Provided information section start

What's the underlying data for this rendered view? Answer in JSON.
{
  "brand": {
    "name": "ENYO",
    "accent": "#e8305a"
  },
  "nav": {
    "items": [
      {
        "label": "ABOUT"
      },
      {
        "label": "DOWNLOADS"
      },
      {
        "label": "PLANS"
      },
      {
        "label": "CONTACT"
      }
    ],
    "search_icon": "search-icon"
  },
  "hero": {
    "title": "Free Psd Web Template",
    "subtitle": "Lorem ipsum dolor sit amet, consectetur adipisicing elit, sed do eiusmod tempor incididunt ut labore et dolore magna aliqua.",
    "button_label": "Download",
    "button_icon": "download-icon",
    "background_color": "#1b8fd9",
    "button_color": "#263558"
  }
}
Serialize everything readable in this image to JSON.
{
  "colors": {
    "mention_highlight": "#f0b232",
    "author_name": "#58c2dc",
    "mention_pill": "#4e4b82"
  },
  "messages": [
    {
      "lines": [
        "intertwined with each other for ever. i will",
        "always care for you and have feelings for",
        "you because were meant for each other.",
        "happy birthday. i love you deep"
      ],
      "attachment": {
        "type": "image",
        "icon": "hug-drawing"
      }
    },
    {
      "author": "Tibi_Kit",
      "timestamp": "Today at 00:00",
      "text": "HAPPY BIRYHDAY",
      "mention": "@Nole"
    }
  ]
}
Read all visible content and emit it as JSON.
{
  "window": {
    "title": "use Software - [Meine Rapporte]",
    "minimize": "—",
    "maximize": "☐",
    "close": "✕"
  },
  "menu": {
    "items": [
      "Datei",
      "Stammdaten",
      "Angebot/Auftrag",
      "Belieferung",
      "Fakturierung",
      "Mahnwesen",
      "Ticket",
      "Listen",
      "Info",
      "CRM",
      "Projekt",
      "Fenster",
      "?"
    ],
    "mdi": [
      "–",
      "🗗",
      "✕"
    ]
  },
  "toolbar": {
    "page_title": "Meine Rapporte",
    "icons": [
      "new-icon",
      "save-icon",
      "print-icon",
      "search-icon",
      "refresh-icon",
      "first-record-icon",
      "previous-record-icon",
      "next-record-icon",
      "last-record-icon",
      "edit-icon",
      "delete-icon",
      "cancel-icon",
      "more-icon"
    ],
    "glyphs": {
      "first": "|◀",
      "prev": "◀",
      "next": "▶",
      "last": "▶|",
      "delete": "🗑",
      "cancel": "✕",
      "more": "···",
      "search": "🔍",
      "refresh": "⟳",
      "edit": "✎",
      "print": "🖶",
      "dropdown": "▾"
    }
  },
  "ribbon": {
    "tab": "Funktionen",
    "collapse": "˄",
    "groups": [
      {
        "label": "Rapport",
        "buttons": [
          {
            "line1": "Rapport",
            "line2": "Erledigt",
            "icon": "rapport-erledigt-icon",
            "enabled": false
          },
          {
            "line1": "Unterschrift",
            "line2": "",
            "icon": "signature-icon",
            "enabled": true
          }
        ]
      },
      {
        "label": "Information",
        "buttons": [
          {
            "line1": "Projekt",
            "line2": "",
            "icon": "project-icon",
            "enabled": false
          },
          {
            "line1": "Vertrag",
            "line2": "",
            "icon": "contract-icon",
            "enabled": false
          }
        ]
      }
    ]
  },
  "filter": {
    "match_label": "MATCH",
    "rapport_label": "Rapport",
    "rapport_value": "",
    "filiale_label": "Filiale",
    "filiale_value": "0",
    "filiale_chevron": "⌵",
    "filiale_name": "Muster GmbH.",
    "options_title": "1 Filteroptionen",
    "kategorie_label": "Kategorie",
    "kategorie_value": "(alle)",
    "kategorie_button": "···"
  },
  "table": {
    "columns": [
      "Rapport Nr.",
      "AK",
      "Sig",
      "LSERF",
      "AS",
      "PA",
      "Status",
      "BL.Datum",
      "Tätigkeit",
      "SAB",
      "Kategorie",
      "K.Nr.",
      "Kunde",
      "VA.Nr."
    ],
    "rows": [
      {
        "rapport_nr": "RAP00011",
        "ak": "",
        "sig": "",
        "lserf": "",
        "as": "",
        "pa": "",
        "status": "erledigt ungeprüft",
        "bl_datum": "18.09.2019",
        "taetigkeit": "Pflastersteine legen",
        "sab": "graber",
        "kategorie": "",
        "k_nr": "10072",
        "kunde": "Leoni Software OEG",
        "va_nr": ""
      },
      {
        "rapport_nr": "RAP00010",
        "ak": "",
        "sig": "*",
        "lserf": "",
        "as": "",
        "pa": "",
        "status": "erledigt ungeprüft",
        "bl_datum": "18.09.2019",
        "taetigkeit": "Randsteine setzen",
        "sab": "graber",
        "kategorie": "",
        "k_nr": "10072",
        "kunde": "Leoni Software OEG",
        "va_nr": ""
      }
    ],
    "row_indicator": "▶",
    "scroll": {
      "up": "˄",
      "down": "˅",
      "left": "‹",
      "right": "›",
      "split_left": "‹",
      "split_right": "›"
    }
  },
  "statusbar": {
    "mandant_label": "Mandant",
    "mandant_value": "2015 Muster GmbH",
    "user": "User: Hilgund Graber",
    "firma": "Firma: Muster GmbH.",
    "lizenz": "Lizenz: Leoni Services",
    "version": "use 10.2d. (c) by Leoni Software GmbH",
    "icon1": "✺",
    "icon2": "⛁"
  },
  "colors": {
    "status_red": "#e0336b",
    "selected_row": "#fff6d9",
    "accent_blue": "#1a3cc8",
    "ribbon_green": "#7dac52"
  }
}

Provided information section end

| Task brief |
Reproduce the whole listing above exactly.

| Finished task |
What's the underlying data for this rendered view? Answer in JSON.
{
  "brand": {
    "name": "ENYO",
    "accent": "#e8305a"
  },
  "nav": {
    "items": [
      {
        "label": "ABOUT"
      },
      {
        "label": "DOWNLOADS"
      },
      {
        "label": "PLANS"
      },
      {
        "label": "CONTACT"
      }
    ],
    "search_icon": "search-icon"
  },
  "hero": {
    "title": "Free Psd Web Template",
    "subtitle": "Lorem ipsum dolor sit amet, consectetur adipisicing elit, sed do eiusmod tempor incididunt ut labore et dolore magna aliqua.",
    "button_label": "Download",
    "button_icon": "download-icon",
    "background_color": "#1b8fd9",
    "button_color": "#263558"
  }
}
Serialize everything readable in this image to JSON.
{
  "colors": {
    "mention_highlight": "#f0b232",
    "author_name": "#58c2dc",
    "mention_pill": "#4e4b82"
  },
  "messages": [
    {
      "lines": [
        "intertwined with each other for ever. i will",
        "always care for you and have feelings for",
        "you because were meant for each other.",
        "happy birthday. i love you deep"
      ],
      "attachment": {
        "type": "image",
        "icon": "hug-drawing"
      }
    },
    {
      "author": "Tibi_Kit",
      "timestamp": "Today at 00:00",
      "text": "HAPPY BIRYHDAY",
      "mention": "@Nole"
    }
  ]
}
Read all visible content and emit it as JSON.
{
  "window": {
    "title": "use Software - [Meine Rapporte]",
    "minimize": "—",
    "maximize": "☐",
    "close": "✕"
  },
  "menu": {
    "items": [
      "Datei",
      "Stammdaten",
      "Angebot/Auftrag",
      "Belieferung",
      "Fakturierung",
      "Mahnwesen",
      "Ticket",
      "Listen",
      "Info",
      "CRM",
      "Projekt",
      "Fenster",
      "?"
    ],
    "mdi": [
      "–",
      "🗗",
      "✕"
    ]
  },
  "toolbar": {
    "page_title": "Meine Rapporte",
    "icons": [
      "new-icon",
      "save-icon",
      "print-icon",
      "search-icon",
      "refresh-icon",
      "first-record-icon",
      "previous-record-icon",
      "next-record-icon",
      "last-record-icon",
      "edit-icon",
      "delete-icon",
      "cancel-icon",
      "more-icon"
    ],
    "glyphs": {
      "first": "|◀",
      "prev": "◀",
      "next": "▶",
      "last": "▶|",
      "delete": "🗑",
      "cancel": "✕",
      "more": "···",
      "search": "🔍",
      "refresh": "⟳",
      "edit": "✎",
      "print": "🖶",
      "dropdown": "▾"
    }
  },
  "ribbon": {
    "tab": "Funktionen",
    "collapse": "˄",
    "groups": [
      {
        "label": "Rapport",
        "buttons": [
          {
            "line1": "Rapport",
            "line2": "Erledigt",
            "icon": "rapport-erledigt-icon",
            "enabled": false
          },
          {
            "line1": "Unterschrift",
            "line2": "",
            "icon": "signature-icon",
            "enabled": true
          }
        ]
      },
      {
        "label": "Information",
        "buttons": [
          {
            "line1": "Projekt",
            "line2": "",
            "icon": "project-icon",
            "enabled": false
          },
          {
            "line1": "Vertrag",
            "line2": "",
            "icon": "contract-icon",
            "enabled": false
          }
        ]
      }
    ]
  },
  "filter": {
    "match_label": "MATCH",
    "rapport_label": "Rapport",
    "rapport_value": "",
    "filiale_label": "Filiale",
    "filiale_value": "0",
    "filiale_chevron": "⌵",
    "filiale_name": "Muster GmbH.",
    "options_title": "1 Filteroptionen",
    "kategorie_label": "Kategorie",
    "kategorie_value": "(alle)",
    "kategorie_button": "···"
  },
  "table": {
    "columns": [
      "Rapport Nr.",
      "AK",
      "Sig",
      "LSERF",
      "AS",
      "PA",
      "Status",
      "BL.Datum",
      "Tätigkeit",
      "SAB",
      "Kategorie",
      "K.Nr.",
      "Kunde",
      "VA.Nr."
    ],
    "rows": [
      {
        "rapport_nr": "RAP00011",
        "ak": "",
        "sig": "",
        "lserf": "",
        "as": "",
        "pa": "",
        "status": "erledigt ungeprüft",
        "bl_datum": "18.09.2019",
        "taetigkeit": "Pflastersteine legen",
        "sab": "graber",
        "kategorie": "",
        "k_nr": "10072",
        "kunde": "Leoni Software OEG",
        "va_nr": ""
      },
      {
        "rapport_nr": "RAP00010",
        "ak": "",
        "sig": "*",
        "lserf": "",
        "as": "",
        "pa": "",
        "status": "erledigt ungeprüft",
        "bl_datum": "18.09.2019",
        "taetigkeit": "Randsteine setzen",
        "sab": "graber",
        "kategorie": "",
        "k_nr": "10072",
        "kunde": "Leoni Software OEG",
        "va_nr": ""
      }
    ],
    "row_indicator": "▶",
    "scroll": {
      "up": "˄",
      "down": "˅",
      "left": "‹",
      "right": "›",
      "split_left": "‹",
      "split_right": "›"
    }
  },
  "statusbar": {
    "mandant_label": "Mandant",
    "mandant_value": "2015 Muster GmbH",
    "user": "User: Hilgund Graber",
    "firma": "Firma: Muster GmbH.",
    "lizenz": "Lizenz: Leoni Services",
    "version": "use 10.2d. (c) by Leoni Software GmbH",
    "icon1": "✺",
    "icon2": "⛁"
  },
  "colors": {
    "status_red": "#e0336b",
    "selected_row": "#fff6d9",
    "accent_blue": "#1a3cc8",
    "ribbon_green": "#7dac52"
  }
}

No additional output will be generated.